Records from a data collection
■ ■ ■ ■ ■

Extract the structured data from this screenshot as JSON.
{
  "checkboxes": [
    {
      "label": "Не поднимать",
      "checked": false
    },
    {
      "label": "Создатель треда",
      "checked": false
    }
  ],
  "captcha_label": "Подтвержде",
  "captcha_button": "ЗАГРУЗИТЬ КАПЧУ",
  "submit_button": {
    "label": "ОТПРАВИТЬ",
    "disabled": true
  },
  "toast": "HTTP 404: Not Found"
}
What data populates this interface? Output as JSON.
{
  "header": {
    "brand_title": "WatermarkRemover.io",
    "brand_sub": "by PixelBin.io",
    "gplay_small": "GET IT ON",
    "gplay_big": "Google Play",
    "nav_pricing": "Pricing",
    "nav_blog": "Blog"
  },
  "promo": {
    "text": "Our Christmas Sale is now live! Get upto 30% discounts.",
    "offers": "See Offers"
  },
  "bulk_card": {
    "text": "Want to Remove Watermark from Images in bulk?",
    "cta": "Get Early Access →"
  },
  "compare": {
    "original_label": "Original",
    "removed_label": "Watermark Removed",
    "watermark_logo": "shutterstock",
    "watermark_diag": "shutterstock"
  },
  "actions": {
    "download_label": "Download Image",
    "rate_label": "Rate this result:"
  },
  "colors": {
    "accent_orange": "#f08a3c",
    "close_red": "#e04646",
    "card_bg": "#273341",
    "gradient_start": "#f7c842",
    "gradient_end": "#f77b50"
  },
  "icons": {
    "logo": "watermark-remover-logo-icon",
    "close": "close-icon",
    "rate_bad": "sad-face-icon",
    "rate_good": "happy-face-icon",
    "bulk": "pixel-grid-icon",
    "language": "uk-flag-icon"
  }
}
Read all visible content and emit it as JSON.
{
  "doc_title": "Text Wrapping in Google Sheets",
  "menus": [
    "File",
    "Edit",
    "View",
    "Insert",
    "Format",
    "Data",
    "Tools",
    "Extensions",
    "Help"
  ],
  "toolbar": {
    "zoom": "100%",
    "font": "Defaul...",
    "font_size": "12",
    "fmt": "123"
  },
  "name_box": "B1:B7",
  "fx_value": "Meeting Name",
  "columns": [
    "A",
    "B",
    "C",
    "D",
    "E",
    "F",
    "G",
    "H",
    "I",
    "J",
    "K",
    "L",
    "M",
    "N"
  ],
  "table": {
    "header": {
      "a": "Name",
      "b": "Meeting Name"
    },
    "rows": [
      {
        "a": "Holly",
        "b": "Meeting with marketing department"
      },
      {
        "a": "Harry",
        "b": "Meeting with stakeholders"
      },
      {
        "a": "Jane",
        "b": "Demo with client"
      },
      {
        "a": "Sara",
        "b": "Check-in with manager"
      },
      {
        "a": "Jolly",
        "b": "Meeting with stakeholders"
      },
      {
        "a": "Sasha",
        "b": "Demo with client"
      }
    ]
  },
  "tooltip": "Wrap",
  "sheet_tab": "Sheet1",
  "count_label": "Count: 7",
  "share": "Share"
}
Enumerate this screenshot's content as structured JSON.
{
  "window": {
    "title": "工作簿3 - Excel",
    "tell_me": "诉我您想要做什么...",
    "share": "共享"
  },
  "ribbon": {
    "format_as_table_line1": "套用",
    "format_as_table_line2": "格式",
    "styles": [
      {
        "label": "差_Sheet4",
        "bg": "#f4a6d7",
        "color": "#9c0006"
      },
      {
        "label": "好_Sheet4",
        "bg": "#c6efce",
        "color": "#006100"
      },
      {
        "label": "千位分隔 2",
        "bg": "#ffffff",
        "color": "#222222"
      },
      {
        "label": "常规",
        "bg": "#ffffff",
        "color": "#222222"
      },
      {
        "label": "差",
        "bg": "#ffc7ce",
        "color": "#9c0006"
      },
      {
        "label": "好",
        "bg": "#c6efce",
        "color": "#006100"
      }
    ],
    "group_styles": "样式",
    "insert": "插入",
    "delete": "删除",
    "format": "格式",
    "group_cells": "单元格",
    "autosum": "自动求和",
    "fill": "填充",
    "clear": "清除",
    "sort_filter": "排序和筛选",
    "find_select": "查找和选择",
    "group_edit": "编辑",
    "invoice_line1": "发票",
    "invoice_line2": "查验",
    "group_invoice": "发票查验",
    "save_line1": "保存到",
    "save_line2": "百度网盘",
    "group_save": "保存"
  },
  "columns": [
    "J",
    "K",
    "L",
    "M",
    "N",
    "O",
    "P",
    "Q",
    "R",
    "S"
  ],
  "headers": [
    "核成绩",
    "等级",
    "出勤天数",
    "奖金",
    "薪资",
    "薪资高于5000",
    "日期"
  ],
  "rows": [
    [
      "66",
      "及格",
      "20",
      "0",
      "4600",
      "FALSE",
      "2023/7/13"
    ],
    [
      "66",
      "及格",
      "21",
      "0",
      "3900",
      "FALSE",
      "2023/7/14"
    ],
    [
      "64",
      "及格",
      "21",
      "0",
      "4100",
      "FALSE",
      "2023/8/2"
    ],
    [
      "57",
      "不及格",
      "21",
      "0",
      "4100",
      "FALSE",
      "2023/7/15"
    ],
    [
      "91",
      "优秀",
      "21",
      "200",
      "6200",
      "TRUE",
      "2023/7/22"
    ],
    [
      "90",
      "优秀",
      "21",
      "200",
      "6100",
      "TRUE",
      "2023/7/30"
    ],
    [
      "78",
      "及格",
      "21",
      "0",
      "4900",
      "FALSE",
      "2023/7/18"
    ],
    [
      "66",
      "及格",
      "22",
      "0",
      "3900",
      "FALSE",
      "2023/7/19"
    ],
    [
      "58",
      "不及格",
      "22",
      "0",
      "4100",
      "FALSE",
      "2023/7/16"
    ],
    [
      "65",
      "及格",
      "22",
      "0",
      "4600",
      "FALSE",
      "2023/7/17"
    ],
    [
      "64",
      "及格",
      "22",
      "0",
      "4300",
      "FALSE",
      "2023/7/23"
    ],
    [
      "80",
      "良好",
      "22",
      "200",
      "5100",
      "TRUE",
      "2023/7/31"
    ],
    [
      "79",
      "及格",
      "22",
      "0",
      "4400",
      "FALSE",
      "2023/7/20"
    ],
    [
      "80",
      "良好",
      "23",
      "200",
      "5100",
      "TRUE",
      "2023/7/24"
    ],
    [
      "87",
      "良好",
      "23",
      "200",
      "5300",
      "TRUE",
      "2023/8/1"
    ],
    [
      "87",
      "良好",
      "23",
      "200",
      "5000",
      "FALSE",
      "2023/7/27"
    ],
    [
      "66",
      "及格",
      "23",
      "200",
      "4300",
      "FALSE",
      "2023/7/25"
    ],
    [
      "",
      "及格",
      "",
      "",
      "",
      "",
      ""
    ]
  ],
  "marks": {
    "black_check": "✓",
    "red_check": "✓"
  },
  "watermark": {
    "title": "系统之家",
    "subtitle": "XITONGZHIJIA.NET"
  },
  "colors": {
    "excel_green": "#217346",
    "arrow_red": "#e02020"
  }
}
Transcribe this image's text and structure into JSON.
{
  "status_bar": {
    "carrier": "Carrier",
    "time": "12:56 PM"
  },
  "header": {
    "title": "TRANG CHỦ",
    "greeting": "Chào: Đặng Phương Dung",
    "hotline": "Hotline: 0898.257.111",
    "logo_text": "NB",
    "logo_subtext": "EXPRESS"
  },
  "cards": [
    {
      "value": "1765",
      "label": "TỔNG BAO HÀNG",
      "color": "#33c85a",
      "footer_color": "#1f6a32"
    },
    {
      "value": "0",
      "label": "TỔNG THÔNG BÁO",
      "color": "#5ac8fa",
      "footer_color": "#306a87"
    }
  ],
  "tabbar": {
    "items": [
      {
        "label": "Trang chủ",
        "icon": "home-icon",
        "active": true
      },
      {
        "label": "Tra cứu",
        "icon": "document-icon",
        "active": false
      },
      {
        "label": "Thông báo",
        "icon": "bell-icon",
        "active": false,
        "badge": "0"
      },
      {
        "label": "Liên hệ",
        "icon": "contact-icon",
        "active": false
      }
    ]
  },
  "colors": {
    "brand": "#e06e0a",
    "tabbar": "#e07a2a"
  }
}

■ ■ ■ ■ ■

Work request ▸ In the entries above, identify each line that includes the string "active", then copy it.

Task result ▸
        "active": true
        "active": false
        "active": false,
        "active": false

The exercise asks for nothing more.